◆ Task item
Among the lines below, list those containing the string "edition".

◆ Task input
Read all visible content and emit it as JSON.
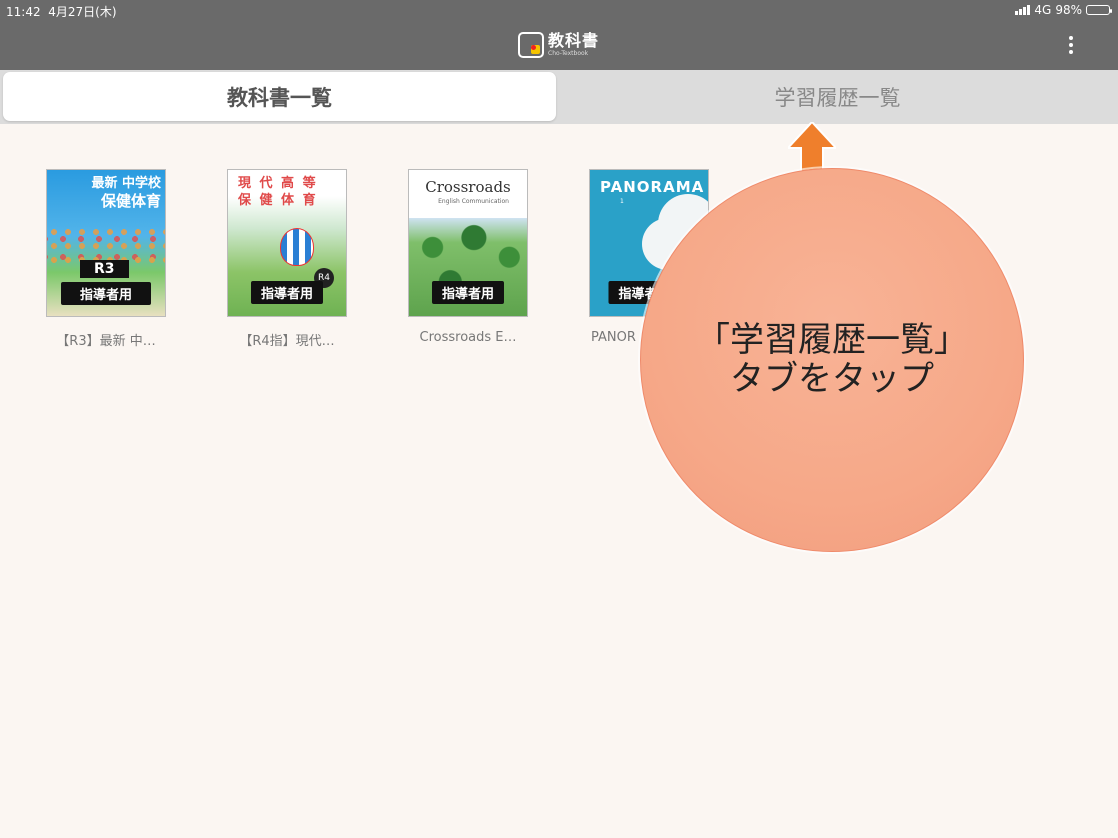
{
  "status_bar": {
    "time": "11:42",
    "date": "4月27日(木)",
    "network": "4G",
    "battery": "98%",
    "battery_level": 0.98
  },
  "app": {
    "logo_text": "教科書",
    "logo_subtext": "Cho-Textbook",
    "menu_icon": "more-vertical-icon"
  },
  "tabs": [
    {
      "label": "教科書一覧",
      "active": true
    },
    {
      "label": "学習履歴一覧",
      "active": false
    }
  ],
  "books": [
    {
      "title": "【R3】最新 中…",
      "cover_title_line1": "最新 中学校",
      "cover_title_line2": "保健体育",
      "edition": "R3",
      "badge": "指導者用"
    },
    {
      "title": "【R4指】現代…",
      "cover_title_line1": "現 代 高 等",
      "cover_title_line2": "保 健 体 育",
      "edition": "R4",
      "badge": "指導者用"
    },
    {
      "title": "Crossroads E…",
      "cover_title_line1": "Crossroads",
      "cover_title_line2": "English Communication",
      "edition": "",
      "badge": "指導者用"
    },
    {
      "title": "PANOR",
      "cover_title_line1": "PANORAMA",
      "cover_title_line2": "1",
      "edition": "",
      "badge": "指導者"
    }
  ],
  "annotation": {
    "line1": "「学習履歴一覧」",
    "line2": "タブをタップ",
    "color": "#f6a888",
    "arrow_color": "#ef7f2c"
  }
}
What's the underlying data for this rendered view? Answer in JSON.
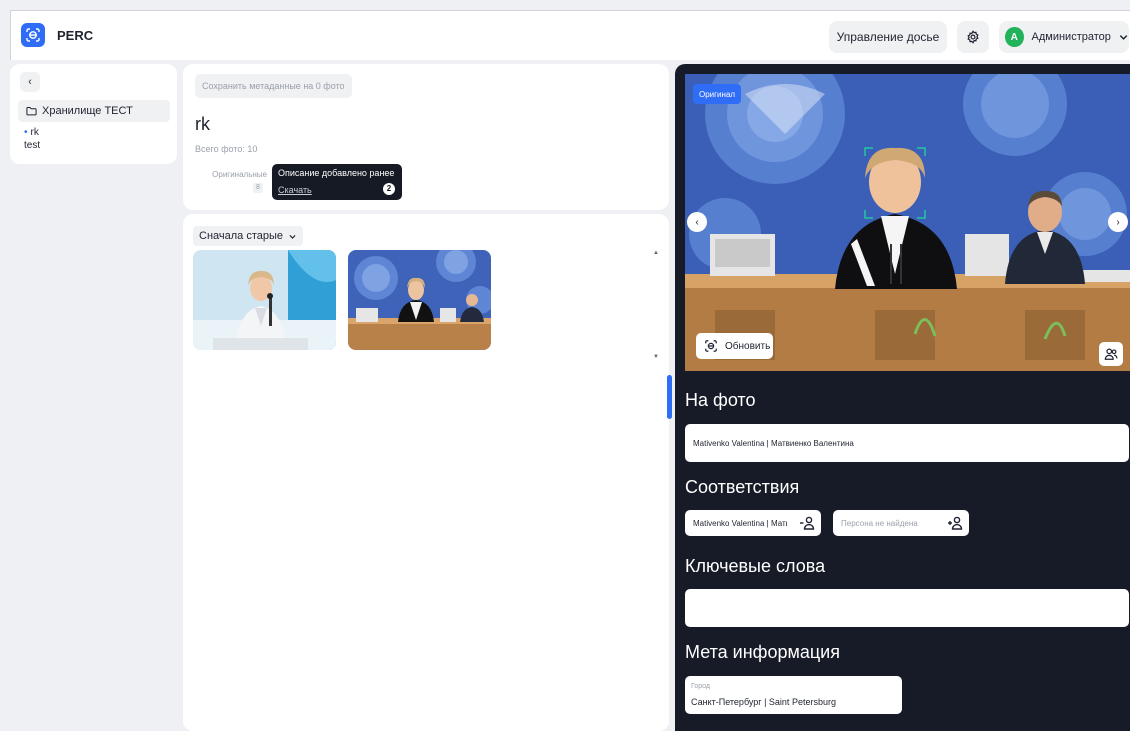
{
  "header": {
    "brand": "PERC",
    "dossier_button": "Управление досье",
    "user_initial": "A",
    "user_name": "Администратор"
  },
  "sidebar": {
    "back_label": "‹",
    "storage_label": "Хранилище ТЕСТ",
    "items": [
      {
        "label": "rk"
      },
      {
        "label": "test"
      }
    ]
  },
  "album": {
    "save_meta_button": "Сохранить метаданные на 0 фото",
    "title": "rk",
    "total": "Всего фото: 10",
    "filter_original": "Оригинальные",
    "filter_original_count": "8",
    "tooltip": {
      "title": "Описание добавлено ранее",
      "link": "Скачать",
      "count": "2"
    },
    "sort_label": "Сначала старые"
  },
  "viewer": {
    "original_badge": "Оригинал",
    "refresh_button": "Обновить",
    "on_photo_title": "На фото",
    "on_photo_value": "Mativenko Valentina | Матвиенко Валентина",
    "matches_title": "Соответствия",
    "matches": [
      {
        "label": "Mativenko Valentina | Матвиенко Валентина"
      },
      {
        "label": "Персона не найдена"
      }
    ],
    "keywords_title": "Ключевые слова",
    "keywords_value": "",
    "meta_title": "Мета информация",
    "city_label": "Город",
    "city_value": "Санкт-Петербург | Saint Petersburg"
  },
  "colors": {
    "accent": "#2f6df6",
    "dark_panel": "#171b27",
    "avatar": "#22b35a"
  }
}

◆ Your response
      "edition": "R3",
      "edition": "R4",
      "edition": "",
      "edition": "",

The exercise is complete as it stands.